- **Directions**
Each time a line of the listing holds "Minuten", copy that line.

- **Entries provided**
::::::::

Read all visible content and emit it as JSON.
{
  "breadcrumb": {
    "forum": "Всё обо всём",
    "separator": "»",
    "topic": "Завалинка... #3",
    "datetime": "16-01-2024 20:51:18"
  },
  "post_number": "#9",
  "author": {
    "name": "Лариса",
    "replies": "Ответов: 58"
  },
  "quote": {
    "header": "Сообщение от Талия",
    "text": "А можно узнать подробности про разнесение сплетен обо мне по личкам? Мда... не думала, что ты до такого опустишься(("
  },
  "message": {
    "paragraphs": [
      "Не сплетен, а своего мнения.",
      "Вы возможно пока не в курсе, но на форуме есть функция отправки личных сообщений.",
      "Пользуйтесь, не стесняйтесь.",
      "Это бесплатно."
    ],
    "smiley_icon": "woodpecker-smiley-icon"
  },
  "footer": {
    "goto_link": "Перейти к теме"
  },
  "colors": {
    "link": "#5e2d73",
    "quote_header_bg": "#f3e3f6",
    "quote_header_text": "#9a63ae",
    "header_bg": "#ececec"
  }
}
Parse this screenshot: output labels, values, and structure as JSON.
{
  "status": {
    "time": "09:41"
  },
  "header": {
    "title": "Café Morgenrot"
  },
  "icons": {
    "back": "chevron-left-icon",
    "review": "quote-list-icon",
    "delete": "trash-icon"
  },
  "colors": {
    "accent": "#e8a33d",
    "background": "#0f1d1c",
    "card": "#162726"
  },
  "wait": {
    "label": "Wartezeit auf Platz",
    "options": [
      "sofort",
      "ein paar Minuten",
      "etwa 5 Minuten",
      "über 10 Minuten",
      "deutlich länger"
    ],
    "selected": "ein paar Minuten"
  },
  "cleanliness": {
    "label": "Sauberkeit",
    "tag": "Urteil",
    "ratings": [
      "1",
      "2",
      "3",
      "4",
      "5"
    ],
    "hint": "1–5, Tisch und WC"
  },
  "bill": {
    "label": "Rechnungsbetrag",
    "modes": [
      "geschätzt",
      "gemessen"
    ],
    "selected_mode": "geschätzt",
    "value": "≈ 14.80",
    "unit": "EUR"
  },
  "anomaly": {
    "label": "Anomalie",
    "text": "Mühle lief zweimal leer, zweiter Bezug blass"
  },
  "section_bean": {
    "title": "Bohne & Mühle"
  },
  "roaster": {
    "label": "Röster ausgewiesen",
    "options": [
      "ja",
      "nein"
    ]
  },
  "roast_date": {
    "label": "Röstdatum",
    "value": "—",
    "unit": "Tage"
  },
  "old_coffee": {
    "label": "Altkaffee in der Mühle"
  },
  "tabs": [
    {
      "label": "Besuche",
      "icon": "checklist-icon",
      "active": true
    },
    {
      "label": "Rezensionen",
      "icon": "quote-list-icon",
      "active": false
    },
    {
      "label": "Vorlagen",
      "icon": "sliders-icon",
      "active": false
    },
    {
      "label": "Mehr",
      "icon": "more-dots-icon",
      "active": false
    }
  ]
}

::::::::

- **Answer area**
      "ein paar Minuten",
      "etwa 5 Minuten",
      "über 10 Minuten",
    "selected": "ein paar Minuten"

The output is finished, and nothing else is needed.